II. Geothermal Ostrich Farm
Behind the bar there was a box of discarded jackets that had never been claimed as people filed out of the club, drunk and disconcerned if they left with less than they had come with–or sometimes with more, if the right connection had been made. I grabbed something fleece that fit well enough and zipped it up halfway before I drove deeper into the club. Through another doorway I came to a lounge area filled with plush black furniture. I plopped myself onto a sofa that cradled me as I snuggled into the thick cushions. I shut my eyes and tried to catch some shuteye before the usual crowd showed up.
“Hey, Elliot,” someone said and I sat up groggily. A few hours had passed, so maybe it was early morning now. I looked through the still half-shadowy room to see a slender blonde with his back toward me.
“Hey Maggie,” I said, and from the tilt of his head I could tell he was rolling his eyes at me. “Studying still?”
“Always,” Mag said. “Physics is fun, but no one said it’s easy, did they?” He laughed at his own joke.
“Got to magnetism yet?”
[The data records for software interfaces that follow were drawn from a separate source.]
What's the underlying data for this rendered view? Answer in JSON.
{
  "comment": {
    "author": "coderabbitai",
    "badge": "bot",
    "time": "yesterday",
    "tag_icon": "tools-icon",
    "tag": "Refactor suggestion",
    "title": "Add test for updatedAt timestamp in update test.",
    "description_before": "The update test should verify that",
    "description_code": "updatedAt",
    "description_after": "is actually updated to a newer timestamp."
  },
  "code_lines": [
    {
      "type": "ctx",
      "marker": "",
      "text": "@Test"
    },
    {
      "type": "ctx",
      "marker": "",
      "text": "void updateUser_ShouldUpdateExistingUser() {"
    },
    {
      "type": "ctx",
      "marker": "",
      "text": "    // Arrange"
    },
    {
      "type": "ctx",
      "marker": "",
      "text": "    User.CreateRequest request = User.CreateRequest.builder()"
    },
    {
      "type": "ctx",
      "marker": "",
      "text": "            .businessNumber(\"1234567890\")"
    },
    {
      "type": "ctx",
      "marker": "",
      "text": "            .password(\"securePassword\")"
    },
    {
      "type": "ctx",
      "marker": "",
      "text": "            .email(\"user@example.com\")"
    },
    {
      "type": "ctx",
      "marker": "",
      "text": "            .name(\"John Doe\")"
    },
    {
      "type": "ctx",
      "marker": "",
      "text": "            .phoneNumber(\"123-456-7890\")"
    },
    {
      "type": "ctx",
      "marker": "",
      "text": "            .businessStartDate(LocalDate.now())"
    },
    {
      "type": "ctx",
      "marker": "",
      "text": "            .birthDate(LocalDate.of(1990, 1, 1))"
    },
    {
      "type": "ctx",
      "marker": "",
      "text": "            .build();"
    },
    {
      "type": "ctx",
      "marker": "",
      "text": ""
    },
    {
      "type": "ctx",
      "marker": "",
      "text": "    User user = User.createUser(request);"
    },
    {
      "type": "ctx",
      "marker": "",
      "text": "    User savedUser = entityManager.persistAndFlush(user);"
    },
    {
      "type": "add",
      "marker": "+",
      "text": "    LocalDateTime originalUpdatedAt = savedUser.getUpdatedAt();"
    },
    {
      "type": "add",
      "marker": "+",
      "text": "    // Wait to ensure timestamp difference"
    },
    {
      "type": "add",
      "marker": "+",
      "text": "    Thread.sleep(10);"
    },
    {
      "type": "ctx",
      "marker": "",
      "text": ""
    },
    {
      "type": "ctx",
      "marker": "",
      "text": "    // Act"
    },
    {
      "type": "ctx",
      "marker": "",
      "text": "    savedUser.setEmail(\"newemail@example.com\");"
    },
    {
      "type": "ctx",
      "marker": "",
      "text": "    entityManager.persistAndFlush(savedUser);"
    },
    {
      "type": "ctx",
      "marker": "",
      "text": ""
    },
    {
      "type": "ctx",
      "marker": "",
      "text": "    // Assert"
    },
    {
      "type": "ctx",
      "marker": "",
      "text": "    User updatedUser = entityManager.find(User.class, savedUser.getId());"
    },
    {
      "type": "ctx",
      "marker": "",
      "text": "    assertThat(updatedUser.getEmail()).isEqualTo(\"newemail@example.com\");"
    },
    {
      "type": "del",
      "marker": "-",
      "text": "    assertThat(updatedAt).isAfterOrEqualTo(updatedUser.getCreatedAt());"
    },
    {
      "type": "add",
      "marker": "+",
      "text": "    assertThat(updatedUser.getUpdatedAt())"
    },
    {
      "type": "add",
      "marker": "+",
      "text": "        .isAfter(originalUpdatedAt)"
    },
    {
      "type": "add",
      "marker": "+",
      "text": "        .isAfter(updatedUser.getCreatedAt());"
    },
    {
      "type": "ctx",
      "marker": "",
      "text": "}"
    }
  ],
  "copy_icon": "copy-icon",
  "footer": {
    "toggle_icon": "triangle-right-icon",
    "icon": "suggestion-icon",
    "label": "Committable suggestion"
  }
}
He shrugged. “Will it matter when I do?” He turned just enough so I saw his clear, sea-green eyes. “Isn’t it in my blood already?” I laughed, and so did he: a joke no one outside these walls would ever understand.
“What are you studying, Elliot?”
“Stuff,” I said and stretched out along the couch again. “Did Ylissa fill you in?”
“Haven’t seen her yet. Something happen between you two?”
“No,” I said, but then I leaned forward quickly. “Wait, did she say something to you? Should something have happened last night?”
Mag shrugged again, but stayed staring at his textbook. “Yesterday was that rat–”
“–race, wasn’t it? I know things between you two always seem to get a little–shall we say, tense?–around this time, don’t they?” He yawned. “But, no, she didn’t say anything to me, at least nothing unexpected. What happened?”
“You won’t believe it,” I said.
“Oh, but won’t I? I know the stories you tell, Elliot: dry as dirt or high as clouds, eh?”
“True,” I said, rubbing my chin, “but this one, trust me, it’s out there: Last night I saw a super kill a guy.”
Mag looked over his shoulder at me and I couldn’t tell if he genuinely believed me or just thought I was being absurd. “A super? Who?”
“I didn’t recognize her,” I said and gave him a quick rundown like I’d given Ylissa earlier. “Do you think I could’ve just imagined it, or what?”
Mag looked back at his textbook and flipped back and forward a few pages.
“I guess it could’ve happened,” he finally said, “but I think Ylissa was right when she said it’s unusual for women to have such developed powers. I mean, Elliot, do any of the super women we know have that kind of skill?”
I sat back and tried to think of them all. Most of the supers here were men, and the women all had powers different than ours: Whereas we could affect the physical world, their powers related to the mind and were mostly internal. Astral projection, ESP, the ability to calculate long algorithms in the blink of an eye–those were the sorts of powers women had here. The ability to kill someone? That was unusual.
I scratched my head and Mag went back to his studying. He was one of the smartest guys I knew. If he wouldn’t even consider the possibility of a super who could do this, then maybe I had imagined it after all. But I watched a guy die, didn’t I?
NEXT PART: Cumulus